It’s Mardi Gras time!!! King Cakes and Beads!!! And Gumbo!!
Well, neither Tonya nor I were born in Louisiana. We do not claim any Cajun allegiance. The last time either one of us were near Louisiana is when Tonya recently drove through the northern part of the state to visit friends in Sulphur, LA. That being said, we both have grown to appreciate good Cajun food over the years and certainly enjoy sampling various Cajun dishes whenever we have the chance.
Here’s the problem. We often find ourselves disappointed by some of the Cajun food offered at local restaurants. I’m not saying we are “Cajun food snobs” (wow, is there such a thing?) and there are certainly some excellent Cajun restaurants serving great Cajun cuisine around town. What has happened over time is that we have figured out that we can make many of the dishes at home and not to brag (but I will), we make a Chicken and Sausage Gumbo that rivals, or is better than anything you can get at many restaurants. In fact, we have served it to several friends from the State of LA and they are very complimentary of the gumbo and agree that its some of the best they have tasted!
One of the secrets? The ROUX!!! Yes, getting the roux just right can make the difference between a so-so gumbo and a rockin’ gumbo. Roux is a mixture of flour and oil that is used for thickening. The key is getting the roux dark enough, which takes patience while you constantly stir the mixture over medium heat to avoid scorching. There is a time element involved but it is worth it! I think this is the main reason that a lot of gumbo found at restaurants is a little lacking…they don’t spend the time with the roux and this results in a thin and watery gumbo that may only be helped with plenty of hot sauce.
Another secret? Plan ahead. This is one of those recipes where you have to set aside some time for preparation. Tonya and I have a system that has us sharing the roux stirring while the other works on cutting vegetables or browning the sausage and cooking the chicken.
Keep in mind that this is our version of Cajun gumbo. There are many versions of gumbo such as Creole gumbo that usually contains seafood, so feel free to experiment by adding shrimp or craw fish. Just make sure you include the Holy Trinity: onions, celery and peppers!
Chicken and Sausage Gumbo
1 lb smoked sausage (andouille, turkey sausage or kielbasa)
3-4 lb whole chicken, cut up
¼ cup Vegetable oil
½ cup flour

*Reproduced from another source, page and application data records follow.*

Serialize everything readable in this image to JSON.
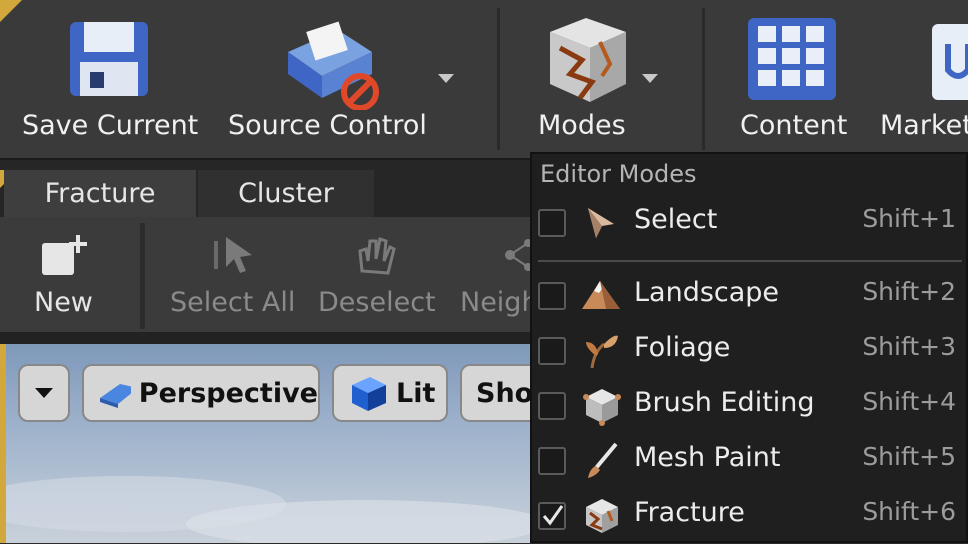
{
  "toolbar": {
    "save_label": "Save Current",
    "source_control_label": "Source Control",
    "modes_label": "Modes",
    "content_label": "Content",
    "marketplace_label": "Market"
  },
  "fracture_panel": {
    "tabs": [
      {
        "label": "Fracture"
      },
      {
        "label": "Cluster"
      }
    ],
    "actions": {
      "new_label": "New",
      "select_all_label": "Select All",
      "deselect_label": "Deselect",
      "neighbors_label": "Neigh"
    }
  },
  "viewport": {
    "perspective_label": "Perspective",
    "lit_label": "Lit",
    "show_label": "Sho"
  },
  "menu": {
    "header": "Editor Modes",
    "items": [
      {
        "label": "Select",
        "shortcut": "Shift+1",
        "checked": false,
        "icon": "cursor-arrow-icon"
      },
      {
        "label": "Landscape",
        "shortcut": "Shift+2",
        "checked": false,
        "icon": "mountain-icon"
      },
      {
        "label": "Foliage",
        "shortcut": "Shift+3",
        "checked": false,
        "icon": "leaf-icon"
      },
      {
        "label": "Brush Editing",
        "shortcut": "Shift+4",
        "checked": false,
        "icon": "cube-icon"
      },
      {
        "label": "Mesh Paint",
        "shortcut": "Shift+5",
        "checked": false,
        "icon": "paintbrush-icon"
      },
      {
        "label": "Fracture",
        "shortcut": "Shift+6",
        "checked": true,
        "icon": "fractured-cube-icon"
      }
    ]
  },
  "colors": {
    "accent_gold": "#d2a83c",
    "menu_bg": "#1f1f1f",
    "toolbar_bg": "#3a3a3a"
  }
}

1 large onion, chopped
1 green pepper, chopped
1 red pepper, chopped
1 cup celery, chopped
3 garlic cloves, minced
2 cups frozen okra
2 qts water
2 tbsp creole seasoning
1/8 tsp hot sauce
½ cup green onion, chopped
¼ cup parsley, chopped
Hot cooked rice
Slice and quarter sausage, brown in heavy pot, remove and set aside. Brown chicken in sausage drippings, remove from pot and set aside. Combine vegetable oil and flour in pot, stir CONSTANTLY over medium heat until dark brown – like dark chocolate but be careful not to burn. Add onion, celery, peppers and garlic. Cook until tender. Add water, simmer for 45 minutes. Add chicken, creole seasoning and hot sauce. Cook uncovered for an hour. Remove chicken. Add okra, green onions and parsley. Debone chicken, chop and add back to gumbo along with sausage. Heat thoroughly and add parsley. Season to taste with additional creole seasoning or hot sauce and serve over hot rice.
This is the spot where I usually recommend a beer I think would go good with the dish…or just talk about a beer I like… but I want to also mention a hot sauce. The last time we made gumbo we tried a new hot sauce called Double Dog Dare Ya! It’s a hot sauce made from ghost peppers and is ‘literally’ one of the hottest sauces I have tasted! It comes from Hillbilly Gourmet out of Louisville and just a few drops will light you up! It’s even hotter than their Dare Ya! sauce which comes in at 1.2 million on the Scoville scale. (click here to link to their hot webpage)
Now for a beer. You would think I would suggest a beer associated with Louisiana such
as Abita or Dixie Brewing but I want to rave about the beer I had recently called Cooter Brown American Brown Ale made by Jekyll Brewing located in Alpharetta GA. As it name suggests its a brown ale with a hint of chocolate and malt with mild hoppiness…just my style! (click here and let Jekyll show you their beads!)